▸ **Exercise materials**
++++
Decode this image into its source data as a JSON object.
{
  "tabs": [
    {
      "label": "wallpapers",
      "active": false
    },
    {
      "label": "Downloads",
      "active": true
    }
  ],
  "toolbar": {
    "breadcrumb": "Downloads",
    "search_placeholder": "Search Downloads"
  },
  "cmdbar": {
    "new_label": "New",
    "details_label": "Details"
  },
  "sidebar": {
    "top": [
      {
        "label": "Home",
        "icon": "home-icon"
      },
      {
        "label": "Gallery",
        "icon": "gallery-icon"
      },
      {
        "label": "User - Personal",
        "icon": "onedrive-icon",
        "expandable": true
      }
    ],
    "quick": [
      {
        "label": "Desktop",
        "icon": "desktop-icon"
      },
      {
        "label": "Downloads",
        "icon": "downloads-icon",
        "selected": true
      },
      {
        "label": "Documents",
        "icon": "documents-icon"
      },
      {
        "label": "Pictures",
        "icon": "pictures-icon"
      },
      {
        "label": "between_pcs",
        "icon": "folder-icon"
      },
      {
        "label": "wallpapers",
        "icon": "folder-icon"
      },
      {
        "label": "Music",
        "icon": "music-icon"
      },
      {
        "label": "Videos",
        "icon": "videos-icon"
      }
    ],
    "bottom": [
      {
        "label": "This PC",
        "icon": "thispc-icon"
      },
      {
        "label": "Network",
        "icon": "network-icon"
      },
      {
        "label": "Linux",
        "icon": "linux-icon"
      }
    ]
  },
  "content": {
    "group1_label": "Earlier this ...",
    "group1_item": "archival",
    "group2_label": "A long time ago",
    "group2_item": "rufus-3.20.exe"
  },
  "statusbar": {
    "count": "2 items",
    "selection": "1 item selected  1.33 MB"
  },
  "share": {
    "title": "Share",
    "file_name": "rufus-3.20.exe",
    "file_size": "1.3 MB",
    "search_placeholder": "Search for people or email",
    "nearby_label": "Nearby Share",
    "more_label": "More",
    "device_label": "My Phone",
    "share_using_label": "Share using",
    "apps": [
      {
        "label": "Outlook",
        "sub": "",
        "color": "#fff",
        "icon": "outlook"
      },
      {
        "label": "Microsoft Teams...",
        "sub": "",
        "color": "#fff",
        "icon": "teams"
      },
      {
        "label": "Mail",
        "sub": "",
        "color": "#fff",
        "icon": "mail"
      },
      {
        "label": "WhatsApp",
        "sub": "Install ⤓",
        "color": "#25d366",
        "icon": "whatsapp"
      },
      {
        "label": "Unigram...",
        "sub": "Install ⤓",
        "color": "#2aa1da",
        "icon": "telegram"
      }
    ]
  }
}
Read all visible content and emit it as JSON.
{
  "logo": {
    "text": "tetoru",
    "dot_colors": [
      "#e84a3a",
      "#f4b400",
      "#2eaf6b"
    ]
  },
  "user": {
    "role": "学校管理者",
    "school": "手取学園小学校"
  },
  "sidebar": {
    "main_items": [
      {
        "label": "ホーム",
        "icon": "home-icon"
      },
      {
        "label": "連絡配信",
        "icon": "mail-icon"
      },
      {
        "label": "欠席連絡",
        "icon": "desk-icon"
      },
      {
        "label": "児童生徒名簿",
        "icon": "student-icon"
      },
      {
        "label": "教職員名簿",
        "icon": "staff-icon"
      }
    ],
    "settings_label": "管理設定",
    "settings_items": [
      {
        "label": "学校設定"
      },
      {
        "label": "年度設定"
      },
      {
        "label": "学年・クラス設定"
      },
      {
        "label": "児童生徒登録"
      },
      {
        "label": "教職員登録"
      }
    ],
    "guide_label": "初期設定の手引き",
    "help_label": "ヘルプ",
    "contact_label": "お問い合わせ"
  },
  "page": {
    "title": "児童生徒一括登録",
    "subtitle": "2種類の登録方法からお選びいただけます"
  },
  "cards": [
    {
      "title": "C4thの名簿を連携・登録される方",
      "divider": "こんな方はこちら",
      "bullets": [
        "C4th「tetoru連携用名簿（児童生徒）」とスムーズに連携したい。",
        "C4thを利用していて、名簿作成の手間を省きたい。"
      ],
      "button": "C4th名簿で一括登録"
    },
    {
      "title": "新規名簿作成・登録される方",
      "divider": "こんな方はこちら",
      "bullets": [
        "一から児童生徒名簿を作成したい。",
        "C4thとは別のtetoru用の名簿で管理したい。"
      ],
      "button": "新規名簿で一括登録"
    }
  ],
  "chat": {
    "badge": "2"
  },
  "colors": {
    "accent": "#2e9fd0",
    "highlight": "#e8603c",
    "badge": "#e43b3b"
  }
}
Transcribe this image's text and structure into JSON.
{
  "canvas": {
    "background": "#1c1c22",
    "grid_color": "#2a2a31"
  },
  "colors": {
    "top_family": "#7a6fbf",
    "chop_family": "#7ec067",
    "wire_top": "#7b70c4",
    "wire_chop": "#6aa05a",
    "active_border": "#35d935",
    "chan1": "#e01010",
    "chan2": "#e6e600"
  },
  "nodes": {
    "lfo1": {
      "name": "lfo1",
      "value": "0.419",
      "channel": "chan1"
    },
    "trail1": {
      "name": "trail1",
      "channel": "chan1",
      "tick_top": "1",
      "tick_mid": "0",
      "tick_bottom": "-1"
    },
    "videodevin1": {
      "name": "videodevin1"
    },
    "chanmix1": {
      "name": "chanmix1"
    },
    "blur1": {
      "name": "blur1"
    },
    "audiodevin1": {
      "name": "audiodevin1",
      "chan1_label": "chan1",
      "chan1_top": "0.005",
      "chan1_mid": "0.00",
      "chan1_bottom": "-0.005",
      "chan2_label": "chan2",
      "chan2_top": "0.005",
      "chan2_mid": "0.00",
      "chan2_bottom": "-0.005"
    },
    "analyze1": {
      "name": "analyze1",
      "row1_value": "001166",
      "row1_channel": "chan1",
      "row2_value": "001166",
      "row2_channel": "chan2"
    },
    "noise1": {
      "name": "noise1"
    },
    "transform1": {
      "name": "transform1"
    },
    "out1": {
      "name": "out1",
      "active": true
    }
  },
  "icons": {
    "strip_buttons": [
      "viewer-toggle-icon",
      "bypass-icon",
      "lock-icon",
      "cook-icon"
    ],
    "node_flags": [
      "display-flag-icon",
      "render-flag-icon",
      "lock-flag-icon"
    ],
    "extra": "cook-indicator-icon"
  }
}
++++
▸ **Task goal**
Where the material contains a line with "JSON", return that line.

▸ **Solution for this task**
Decode this image into its source data as a JSON object.
Read all visible content and emit it as JSON.
Transcribe this image's text and structure into JSON.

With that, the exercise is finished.